** PROBLEM DESCRIPTION **
The full set of records must be set down verbatim.

** ENTRIES PROVIDED **
*** Block opens ***
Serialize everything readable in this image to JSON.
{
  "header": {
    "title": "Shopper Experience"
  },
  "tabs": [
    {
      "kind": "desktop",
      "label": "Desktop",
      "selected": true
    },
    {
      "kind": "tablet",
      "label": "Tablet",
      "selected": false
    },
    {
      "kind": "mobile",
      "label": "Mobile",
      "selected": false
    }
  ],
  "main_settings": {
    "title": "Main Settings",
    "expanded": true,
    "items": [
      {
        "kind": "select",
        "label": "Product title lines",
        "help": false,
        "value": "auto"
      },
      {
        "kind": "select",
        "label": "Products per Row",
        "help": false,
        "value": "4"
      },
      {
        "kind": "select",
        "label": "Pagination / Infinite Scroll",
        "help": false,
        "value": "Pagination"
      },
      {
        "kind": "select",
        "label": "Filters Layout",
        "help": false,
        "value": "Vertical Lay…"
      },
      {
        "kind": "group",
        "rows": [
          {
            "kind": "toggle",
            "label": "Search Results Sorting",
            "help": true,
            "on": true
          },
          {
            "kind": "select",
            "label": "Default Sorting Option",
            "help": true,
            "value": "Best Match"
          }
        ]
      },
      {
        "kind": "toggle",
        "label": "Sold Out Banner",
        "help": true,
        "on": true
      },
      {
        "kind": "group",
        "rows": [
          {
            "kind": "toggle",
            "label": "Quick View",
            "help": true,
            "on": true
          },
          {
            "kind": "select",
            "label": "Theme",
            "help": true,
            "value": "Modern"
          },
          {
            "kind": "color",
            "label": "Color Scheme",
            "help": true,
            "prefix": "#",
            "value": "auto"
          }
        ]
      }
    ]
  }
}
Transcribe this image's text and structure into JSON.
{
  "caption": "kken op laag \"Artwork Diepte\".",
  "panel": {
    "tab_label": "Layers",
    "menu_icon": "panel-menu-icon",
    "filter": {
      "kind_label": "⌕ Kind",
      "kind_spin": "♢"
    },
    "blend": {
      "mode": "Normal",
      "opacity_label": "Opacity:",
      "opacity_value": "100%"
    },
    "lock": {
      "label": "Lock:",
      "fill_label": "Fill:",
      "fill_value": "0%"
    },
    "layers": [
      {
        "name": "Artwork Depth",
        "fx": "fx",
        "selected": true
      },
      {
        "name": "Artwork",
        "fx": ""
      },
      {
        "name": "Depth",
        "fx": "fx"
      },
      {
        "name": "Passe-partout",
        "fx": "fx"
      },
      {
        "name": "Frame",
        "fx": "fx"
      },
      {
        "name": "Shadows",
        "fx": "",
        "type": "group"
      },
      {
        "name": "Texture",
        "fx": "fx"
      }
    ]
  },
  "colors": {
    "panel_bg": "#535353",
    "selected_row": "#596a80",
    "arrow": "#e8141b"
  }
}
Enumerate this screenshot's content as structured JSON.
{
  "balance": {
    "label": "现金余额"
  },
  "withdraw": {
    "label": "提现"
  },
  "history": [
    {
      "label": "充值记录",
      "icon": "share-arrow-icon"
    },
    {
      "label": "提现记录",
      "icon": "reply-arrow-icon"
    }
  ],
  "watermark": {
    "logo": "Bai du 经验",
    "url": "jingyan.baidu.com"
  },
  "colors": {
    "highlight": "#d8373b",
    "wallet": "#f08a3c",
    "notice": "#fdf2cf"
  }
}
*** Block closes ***
** REPLY TO THE TASK **
Serialize everything readable in this image to JSON.
{
  "header": {
    "title": "Shopper Experience"
  },
  "tabs": [
    {
      "kind": "desktop",
      "label": "Desktop",
      "selected": true
    },
    {
      "kind": "tablet",
      "label": "Tablet",
      "selected": false
    },
    {
      "kind": "mobile",
      "label": "Mobile",
      "selected": false
    }
  ],
  "main_settings": {
    "title": "Main Settings",
    "expanded": true,
    "items": [
      {
        "kind": "select",
        "label": "Product title lines",
        "help": false,
        "value": "auto"
      },
      {
        "kind": "select",
        "label": "Products per Row",
        "help": false,
        "value": "4"
      },
      {
        "kind": "select",
        "label": "Pagination / Infinite Scroll",
        "help": false,
        "value": "Pagination"
      },
      {
        "kind": "select",
        "label": "Filters Layout",
        "help": false,
        "value": "Vertical Lay…"
      },
      {
        "kind": "group",
        "rows": [
          {
            "kind": "toggle",
            "label": "Search Results Sorting",
            "help": true,
            "on": true
          },
          {
            "kind": "select",
            "label": "Default Sorting Option",
            "help": true,
            "value": "Best Match"
          }
        ]
      },
      {
        "kind": "toggle",
        "label": "Sold Out Banner",
        "help": true,
        "on": true
      },
      {
        "kind": "group",
        "rows": [
          {
            "kind": "toggle",
            "label": "Quick View",
            "help": true,
            "on": true
          },
          {
            "kind": "select",
            "label": "Theme",
            "help": true,
            "value": "Modern"
          },
          {
            "kind": "color",
            "label": "Color Scheme",
            "help": true,
            "prefix": "#",
            "value": "auto"
          }
        ]
      }
    ]
  }
}
Transcribe this image's text and structure into JSON.
{
  "caption": "kken op laag \"Artwork Diepte\".",
  "panel": {
    "tab_label": "Layers",
    "menu_icon": "panel-menu-icon",
    "filter": {
      "kind_label": "⌕ Kind",
      "kind_spin": "♢"
    },
    "blend": {
      "mode": "Normal",
      "opacity_label": "Opacity:",
      "opacity_value": "100%"
    },
    "lock": {
      "label": "Lock:",
      "fill_label": "Fill:",
      "fill_value": "0%"
    },
    "layers": [
      {
        "name": "Artwork Depth",
        "fx": "fx",
        "selected": true
      },
      {
        "name": "Artwork",
        "fx": ""
      },
      {
        "name": "Depth",
        "fx": "fx"
      },
      {
        "name": "Passe-partout",
        "fx": "fx"
      },
      {
        "name": "Frame",
        "fx": "fx"
      },
      {
        "name": "Shadows",
        "fx": "",
        "type": "group"
      },
      {
        "name": "Texture",
        "fx": "fx"
      }
    ]
  },
  "colors": {
    "panel_bg": "#535353",
    "selected_row": "#596a80",
    "arrow": "#e8141b"
  }
}
Enumerate this screenshot's content as structured JSON.
{
  "balance": {
    "label": "现金余额"
  },
  "withdraw": {
    "label": "提现"
  },
  "history": [
    {
      "label": "充值记录",
      "icon": "share-arrow-icon"
    },
    {
      "label": "提现记录",
      "icon": "reply-arrow-icon"
    }
  ],
  "watermark": {
    "logo": "Bai du 经验",
    "url": "jingyan.baidu.com"
  },
  "colors": {
    "highlight": "#d8373b",
    "wallet": "#f08a3c",
    "notice": "#fdf2cf"
  }
}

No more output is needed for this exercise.